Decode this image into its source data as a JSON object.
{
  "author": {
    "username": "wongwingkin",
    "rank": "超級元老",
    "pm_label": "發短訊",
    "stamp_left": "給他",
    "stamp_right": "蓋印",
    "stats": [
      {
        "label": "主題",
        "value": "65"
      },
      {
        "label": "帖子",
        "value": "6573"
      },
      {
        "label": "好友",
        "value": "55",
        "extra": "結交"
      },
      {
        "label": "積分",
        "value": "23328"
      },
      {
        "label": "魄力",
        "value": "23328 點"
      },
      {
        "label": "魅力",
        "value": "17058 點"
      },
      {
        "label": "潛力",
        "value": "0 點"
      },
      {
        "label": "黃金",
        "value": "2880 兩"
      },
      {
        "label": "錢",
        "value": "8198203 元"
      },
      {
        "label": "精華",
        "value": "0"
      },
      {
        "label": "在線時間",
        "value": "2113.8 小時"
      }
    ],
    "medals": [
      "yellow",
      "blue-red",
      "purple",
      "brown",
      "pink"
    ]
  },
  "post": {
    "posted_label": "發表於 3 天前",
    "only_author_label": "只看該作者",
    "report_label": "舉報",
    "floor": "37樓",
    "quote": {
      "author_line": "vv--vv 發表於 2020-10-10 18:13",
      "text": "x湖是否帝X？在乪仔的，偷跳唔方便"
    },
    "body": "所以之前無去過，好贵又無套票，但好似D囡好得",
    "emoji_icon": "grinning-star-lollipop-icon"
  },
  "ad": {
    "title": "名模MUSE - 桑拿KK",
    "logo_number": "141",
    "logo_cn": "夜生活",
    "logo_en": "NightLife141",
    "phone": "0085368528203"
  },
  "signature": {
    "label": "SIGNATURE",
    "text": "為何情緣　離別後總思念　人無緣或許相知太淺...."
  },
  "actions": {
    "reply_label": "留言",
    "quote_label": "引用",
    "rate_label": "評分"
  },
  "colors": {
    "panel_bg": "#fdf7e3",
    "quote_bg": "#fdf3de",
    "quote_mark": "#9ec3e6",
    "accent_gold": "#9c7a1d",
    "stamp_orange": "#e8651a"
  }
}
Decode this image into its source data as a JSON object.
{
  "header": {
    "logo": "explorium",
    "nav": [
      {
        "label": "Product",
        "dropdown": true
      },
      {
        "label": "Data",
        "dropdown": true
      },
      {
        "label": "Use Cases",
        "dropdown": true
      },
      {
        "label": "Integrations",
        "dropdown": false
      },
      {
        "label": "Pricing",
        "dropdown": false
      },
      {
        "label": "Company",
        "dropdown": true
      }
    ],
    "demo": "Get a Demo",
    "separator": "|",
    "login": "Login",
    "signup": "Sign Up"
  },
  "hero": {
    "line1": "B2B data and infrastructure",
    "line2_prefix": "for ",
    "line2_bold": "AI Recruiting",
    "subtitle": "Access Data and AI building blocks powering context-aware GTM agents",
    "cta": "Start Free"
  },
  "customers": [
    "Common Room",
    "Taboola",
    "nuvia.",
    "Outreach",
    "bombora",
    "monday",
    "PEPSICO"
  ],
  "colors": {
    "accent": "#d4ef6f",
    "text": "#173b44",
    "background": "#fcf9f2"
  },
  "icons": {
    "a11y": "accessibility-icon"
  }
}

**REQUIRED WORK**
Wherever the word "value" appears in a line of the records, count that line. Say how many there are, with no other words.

**ANSWER**
11